I should acknowledge that all of the things I’ve mentioned could work and as creative writers, we should try to figure out how. After all, I think that once we learn all the “rules” for writing good fiction, it’s up to us to try to break them (successfully). But I digress. The point I’m trying to make is that most of the fiction that I love often has more than one aspect that makes it strong. It’s finding the right combination that’s the tricky part. But I believe that’s what our workshops are for: targeting the aspects that are working and those that aren’t. How do we make this piece stronger? It’s the question we ask ourselves when we read each other’s work—what we set out to do when we revise.
So maybe this is my long-winded way of saying that feedback and revision are some of the most important aspects of composing good fiction. It often takes stepping away from our work and letting others lay eyes on it to find the direction we need to go next. Finishing a piece isn’t enough. Good fiction comes from thoughtful revision.
But how does one progress from writing good fiction to writing great fiction? This was one of the many questions that Professor Bucak posed to us this semester and to begin trying to answer it, we have to ask ourselves how we define great fiction. Is it simply more successful at doing what good fiction does or does it fulfill a completely different set of criteria? As Professor Bucak pointed out, if great is defined by standing the test of time, does it then imply risk-taking, originality, historical significance, or timeless themes? What is it that separates good contemporary fiction from short stories and novels that hold up over time?

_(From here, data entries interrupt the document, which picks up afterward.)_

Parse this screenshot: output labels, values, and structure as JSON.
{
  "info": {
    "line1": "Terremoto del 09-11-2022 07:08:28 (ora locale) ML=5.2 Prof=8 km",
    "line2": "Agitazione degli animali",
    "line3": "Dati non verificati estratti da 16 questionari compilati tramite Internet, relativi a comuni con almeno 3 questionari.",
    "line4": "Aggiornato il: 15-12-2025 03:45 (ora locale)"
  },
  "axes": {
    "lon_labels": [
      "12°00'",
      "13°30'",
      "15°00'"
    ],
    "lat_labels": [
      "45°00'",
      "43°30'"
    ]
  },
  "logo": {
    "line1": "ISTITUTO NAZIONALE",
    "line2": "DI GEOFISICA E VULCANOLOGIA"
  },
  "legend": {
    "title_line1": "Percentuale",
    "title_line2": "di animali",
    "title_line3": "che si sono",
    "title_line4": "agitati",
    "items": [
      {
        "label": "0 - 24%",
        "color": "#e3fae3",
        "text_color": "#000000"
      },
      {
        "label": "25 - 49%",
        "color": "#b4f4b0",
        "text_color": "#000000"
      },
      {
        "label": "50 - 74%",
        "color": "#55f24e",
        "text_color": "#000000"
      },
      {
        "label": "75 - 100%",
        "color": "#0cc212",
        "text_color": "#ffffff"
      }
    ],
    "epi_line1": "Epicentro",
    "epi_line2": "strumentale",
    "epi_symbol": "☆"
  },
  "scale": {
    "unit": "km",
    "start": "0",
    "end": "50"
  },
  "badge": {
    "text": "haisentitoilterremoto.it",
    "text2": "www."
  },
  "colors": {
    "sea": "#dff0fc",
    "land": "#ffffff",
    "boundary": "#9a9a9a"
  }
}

I’m still working out how I would answer these questions, but I think that it’s something that we should all consider as writers as we try to revise our stories. In the end, it comes down to what we want our fiction to do. Do we speak closely to the issues that we are currently encountering or do we want our fiction to still be relevant years from now? Do we want to push boundaries with our writing or do we use traditional or familiar methods?
I realize that I’m posing many questions that I don’t necessarily have the answers to, but I’ve come away from my first graduate fiction workshop with as many questions as things that I’ve learned. As Professor Bucak told us in one of our last workshops, “I feel that you should come out of this class less sure of what makes great fiction than ever. I think that should be a good thing. But you should feel clearer on what you each individually would like to try as writers.” For me, now is the time to try everything. The possibilities seem limitless, which is simultaneously daunting and exciting. But my focus has now shifted away from what is “right” in fiction and towards considering what I want to accomplish as a writer. Towards what is possible.
Madison Garber is originally from Tallahassee, Florida—or South Georgia, according to South Floridians. In 2015, she graduated Summa Cum Laude from Florida State University with a B.A. in Creative Writing. A semi-professional ballerina for 17 years, Madison is now focusing her creative energies on fiction writing as a Master of Fine Arts student at Florida Atlantic University. Madison also hopes to hone her teaching skills as a Graduate Teaching Assistant in the university’s Writing Program. She is a movie buff, a part-time introvert, and an Anglophile itching to return to Britain for another (hopefully extended) visit.